No one likes homework. But Amy and Jeff Nachtigall, masterminds behind Edmonton-based Sugared & Spiced bakery, beg to differ (or at least admit it’s important). They did some pretty extensive market research as they transformed their stall at a local farmer’s market into a bustling brick-and-mortar location, and they’re here to share how they did their homework, along with some suggestions on how you can too.
If at first you don’t succeed...
Initially, market research was trial and error—how much did people like the recipe? What did customers ask for when we changed the line-up?
Ask questions obsessively
We also asked our customers lots of questions, through Instagram, Twitter and Facebook. Very early on we started an email list. We also used this to take surveys of our existing customers and supporters.
If you can’t beat ‘em, eat ‘em?
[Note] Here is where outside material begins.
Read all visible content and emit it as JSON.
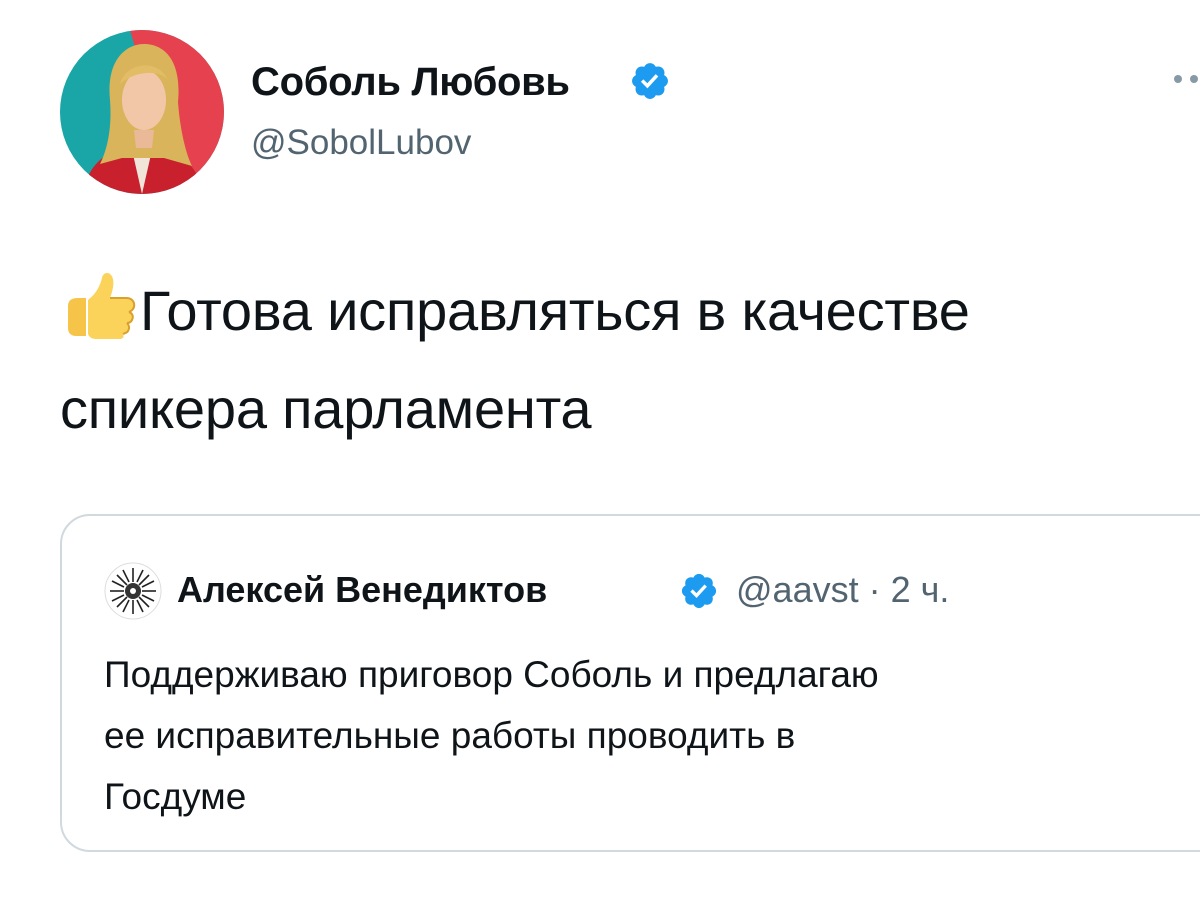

To research our competition, we ate at every bakery that we could find. Every spot in Edmonton. Several in Vancouver, Hamilton, Chicago, Boston, and San Antonio. All over Vancouver Island, and a few on Maui. Anywhere we could travel with work or find a great deal on a flight, we would find every bakery we could. We were looking for the small ones, the ones that did things a little differently.
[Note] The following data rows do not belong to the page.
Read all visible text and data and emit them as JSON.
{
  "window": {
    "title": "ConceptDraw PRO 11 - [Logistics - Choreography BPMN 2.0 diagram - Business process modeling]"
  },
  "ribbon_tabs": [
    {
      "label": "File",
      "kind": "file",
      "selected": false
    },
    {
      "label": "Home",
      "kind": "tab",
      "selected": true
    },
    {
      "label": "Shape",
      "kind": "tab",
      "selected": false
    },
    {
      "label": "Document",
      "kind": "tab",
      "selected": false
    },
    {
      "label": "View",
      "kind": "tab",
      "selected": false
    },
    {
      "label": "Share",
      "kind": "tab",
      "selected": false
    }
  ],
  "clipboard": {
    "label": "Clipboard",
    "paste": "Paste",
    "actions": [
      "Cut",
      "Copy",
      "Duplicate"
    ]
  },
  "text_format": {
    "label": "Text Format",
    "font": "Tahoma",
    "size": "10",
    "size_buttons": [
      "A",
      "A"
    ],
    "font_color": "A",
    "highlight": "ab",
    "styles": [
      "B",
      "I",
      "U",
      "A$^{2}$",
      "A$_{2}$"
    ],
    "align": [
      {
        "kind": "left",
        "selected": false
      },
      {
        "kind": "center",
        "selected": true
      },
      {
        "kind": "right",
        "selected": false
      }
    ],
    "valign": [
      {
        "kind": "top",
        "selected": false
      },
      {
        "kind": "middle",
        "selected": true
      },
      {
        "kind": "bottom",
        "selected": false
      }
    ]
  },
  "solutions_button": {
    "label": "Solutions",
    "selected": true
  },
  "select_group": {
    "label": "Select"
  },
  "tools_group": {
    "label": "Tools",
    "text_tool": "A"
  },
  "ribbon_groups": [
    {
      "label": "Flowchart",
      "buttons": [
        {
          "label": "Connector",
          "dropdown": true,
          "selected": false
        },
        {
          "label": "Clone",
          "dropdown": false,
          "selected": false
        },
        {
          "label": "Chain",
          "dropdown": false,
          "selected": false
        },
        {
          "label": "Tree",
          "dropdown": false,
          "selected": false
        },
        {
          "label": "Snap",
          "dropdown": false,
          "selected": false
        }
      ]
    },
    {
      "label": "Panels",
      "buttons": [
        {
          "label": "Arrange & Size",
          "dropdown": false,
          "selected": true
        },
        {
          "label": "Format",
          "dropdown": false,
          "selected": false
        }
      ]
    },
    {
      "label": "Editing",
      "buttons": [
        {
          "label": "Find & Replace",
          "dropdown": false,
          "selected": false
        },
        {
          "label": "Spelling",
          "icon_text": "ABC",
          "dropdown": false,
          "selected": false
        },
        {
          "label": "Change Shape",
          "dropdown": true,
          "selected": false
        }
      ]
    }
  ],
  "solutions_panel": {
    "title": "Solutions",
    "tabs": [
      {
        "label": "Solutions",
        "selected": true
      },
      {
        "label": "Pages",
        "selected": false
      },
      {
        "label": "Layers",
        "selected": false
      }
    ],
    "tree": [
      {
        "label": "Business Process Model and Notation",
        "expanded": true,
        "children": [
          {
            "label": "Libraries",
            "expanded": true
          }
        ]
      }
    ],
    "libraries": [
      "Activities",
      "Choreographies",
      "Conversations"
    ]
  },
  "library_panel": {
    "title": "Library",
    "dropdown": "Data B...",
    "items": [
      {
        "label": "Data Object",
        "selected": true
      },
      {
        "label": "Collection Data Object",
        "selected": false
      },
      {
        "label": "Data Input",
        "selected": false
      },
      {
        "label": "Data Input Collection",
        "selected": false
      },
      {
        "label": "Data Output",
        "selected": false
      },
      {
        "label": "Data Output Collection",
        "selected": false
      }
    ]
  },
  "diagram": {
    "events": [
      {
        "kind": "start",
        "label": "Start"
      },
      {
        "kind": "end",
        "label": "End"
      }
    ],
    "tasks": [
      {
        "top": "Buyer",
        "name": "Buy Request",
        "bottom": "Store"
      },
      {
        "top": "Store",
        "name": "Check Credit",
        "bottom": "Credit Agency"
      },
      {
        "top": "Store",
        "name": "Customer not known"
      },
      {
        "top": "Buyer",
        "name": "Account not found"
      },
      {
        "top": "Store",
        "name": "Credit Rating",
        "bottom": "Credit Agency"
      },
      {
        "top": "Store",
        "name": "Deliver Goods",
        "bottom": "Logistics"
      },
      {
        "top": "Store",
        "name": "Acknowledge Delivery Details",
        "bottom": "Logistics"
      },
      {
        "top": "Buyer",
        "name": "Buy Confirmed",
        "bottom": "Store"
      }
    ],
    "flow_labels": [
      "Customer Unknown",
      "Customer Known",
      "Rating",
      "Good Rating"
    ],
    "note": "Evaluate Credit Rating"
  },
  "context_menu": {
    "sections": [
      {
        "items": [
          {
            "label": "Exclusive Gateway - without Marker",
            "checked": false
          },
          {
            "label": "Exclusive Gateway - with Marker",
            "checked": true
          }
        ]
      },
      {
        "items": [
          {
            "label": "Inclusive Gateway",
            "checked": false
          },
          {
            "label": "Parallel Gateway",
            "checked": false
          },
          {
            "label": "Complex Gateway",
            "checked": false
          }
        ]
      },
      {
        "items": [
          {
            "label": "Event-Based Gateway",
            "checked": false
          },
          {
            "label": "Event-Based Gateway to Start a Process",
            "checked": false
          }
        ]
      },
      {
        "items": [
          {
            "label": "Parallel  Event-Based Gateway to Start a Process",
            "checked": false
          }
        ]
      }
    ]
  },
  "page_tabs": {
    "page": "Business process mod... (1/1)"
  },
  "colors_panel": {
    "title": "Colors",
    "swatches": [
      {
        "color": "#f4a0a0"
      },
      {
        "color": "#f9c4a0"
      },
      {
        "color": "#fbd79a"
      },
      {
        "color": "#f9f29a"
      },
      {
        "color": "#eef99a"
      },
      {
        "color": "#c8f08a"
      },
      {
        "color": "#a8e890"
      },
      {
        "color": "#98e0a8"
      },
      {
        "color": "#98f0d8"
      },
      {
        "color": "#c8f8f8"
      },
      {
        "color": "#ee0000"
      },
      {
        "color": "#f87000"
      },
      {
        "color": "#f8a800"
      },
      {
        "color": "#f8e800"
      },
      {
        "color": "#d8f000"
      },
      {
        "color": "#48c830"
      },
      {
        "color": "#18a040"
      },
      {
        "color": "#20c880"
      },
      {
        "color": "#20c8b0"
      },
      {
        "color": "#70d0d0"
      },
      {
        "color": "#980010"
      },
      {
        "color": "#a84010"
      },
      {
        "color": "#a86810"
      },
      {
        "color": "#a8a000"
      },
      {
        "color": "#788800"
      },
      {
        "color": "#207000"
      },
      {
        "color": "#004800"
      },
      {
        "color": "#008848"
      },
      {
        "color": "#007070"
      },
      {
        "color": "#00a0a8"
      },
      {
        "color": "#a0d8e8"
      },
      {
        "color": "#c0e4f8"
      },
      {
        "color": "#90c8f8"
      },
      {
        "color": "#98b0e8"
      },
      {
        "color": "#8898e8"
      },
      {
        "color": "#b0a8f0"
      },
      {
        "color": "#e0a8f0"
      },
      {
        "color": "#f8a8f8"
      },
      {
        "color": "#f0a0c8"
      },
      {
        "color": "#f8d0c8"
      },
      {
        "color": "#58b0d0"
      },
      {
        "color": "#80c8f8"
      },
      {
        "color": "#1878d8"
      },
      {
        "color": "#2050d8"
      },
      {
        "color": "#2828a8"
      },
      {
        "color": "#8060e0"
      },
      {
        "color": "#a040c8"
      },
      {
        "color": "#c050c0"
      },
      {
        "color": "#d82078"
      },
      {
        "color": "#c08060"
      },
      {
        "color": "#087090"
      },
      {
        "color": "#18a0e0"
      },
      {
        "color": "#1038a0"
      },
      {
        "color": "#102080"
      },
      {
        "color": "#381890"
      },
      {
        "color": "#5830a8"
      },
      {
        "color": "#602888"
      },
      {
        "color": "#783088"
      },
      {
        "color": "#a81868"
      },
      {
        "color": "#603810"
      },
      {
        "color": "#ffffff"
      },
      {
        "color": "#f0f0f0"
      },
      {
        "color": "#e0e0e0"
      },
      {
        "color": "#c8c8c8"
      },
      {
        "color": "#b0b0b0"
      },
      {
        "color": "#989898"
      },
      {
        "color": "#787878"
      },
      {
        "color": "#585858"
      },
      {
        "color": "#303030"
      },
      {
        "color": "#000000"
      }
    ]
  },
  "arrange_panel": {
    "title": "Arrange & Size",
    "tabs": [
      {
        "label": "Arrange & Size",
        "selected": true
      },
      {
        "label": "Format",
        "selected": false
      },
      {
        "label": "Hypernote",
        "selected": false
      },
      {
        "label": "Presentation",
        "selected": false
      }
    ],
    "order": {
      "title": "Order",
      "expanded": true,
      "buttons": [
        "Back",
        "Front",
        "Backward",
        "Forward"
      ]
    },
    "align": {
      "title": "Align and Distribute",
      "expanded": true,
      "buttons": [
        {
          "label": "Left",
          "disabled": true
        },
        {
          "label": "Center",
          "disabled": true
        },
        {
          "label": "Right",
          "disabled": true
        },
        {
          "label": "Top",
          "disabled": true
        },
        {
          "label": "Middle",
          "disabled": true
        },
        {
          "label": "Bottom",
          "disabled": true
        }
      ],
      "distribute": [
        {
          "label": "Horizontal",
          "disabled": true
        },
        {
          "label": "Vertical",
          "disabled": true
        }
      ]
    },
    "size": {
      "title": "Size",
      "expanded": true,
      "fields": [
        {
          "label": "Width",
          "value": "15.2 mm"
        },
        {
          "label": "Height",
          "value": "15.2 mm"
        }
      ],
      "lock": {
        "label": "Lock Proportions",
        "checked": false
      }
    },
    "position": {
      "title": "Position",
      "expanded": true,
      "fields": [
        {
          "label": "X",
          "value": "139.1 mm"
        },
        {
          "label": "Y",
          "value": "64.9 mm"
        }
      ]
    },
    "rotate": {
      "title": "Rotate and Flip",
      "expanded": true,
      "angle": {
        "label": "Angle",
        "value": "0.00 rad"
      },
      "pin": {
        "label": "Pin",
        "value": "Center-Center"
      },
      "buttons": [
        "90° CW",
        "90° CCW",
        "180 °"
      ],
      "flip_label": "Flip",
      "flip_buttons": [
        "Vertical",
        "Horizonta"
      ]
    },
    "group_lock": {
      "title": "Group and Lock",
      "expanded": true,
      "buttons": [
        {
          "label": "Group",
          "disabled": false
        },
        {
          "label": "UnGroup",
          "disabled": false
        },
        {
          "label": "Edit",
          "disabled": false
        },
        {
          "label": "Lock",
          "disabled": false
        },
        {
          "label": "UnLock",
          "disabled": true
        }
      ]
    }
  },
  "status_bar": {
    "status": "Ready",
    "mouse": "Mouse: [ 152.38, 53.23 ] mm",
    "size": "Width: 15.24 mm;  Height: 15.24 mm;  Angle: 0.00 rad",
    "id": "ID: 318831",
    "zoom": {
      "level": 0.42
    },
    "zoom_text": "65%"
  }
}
We not only tried their product, but we noted their opening hours, their square footage (both in the back and up front), their product mix, equipment mix, and number of staff. What else did they offer? Were they following trends or creating them? What was the atmosphere among customers in the shop?
Hit the books
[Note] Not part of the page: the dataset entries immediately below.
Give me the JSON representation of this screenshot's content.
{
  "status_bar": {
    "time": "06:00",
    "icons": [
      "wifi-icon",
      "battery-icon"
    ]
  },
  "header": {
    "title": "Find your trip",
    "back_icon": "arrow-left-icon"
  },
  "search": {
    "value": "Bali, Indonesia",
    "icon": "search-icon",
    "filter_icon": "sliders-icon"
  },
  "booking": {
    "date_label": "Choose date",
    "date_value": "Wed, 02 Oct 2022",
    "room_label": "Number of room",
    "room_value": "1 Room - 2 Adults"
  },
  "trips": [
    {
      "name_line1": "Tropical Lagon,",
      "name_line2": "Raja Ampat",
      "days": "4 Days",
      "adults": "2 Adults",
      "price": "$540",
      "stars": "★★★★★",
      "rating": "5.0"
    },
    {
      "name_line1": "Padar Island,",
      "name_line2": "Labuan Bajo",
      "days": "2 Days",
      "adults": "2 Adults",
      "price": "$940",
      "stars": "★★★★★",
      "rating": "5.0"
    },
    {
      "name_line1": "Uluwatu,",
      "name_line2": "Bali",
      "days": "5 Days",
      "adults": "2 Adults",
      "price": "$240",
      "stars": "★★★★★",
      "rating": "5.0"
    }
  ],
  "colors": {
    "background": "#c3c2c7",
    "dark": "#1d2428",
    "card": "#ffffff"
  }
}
We reviewed a variety of industry reports—Business Link was helpful in finding sources of information for us. We looked at IBISWorld reports for areas that we thought might include our products: bread production, and specialty food stores. We looked at industry reviews from Euromonitor International.
We found textbooks that were specifically designed for students learning about opening a bakery. We subscribed to industry magazines and websites. We spoke to business associations in areas where we considered locating the shop. We compared demographics neighbourhood by neighbourhood—we have a map of Edmonton with the average household income written in black marker beside every neighbourhood name!
Go with your gut
It's also crucial to assess your own intuition. When you've gone with your gut on something in the past, were you right? We used the feedback we received through trial and error to fuel our intuition.
Become a research ninja
Do as much market research as you can possibly handle, and then do it again. Plan to know more than you need to know. Don't just go through the motions, look for new information and be prepared to have your assumptions destroyed.
Use every avenue to research: interviews, site visits, website comparisons, customer surveys, industry and government reports. Use resources that are offered by your bank or by funded organizations such as Business Link or groups designed to offer support to entrepreneurs; we consulted AWE (Alberta Women Entrepreneurs) early on for advice on sources of financing and help with starting a business plan.
Talk to other entrepreneurs. Consider "Market Research" to be your second or third full-time job.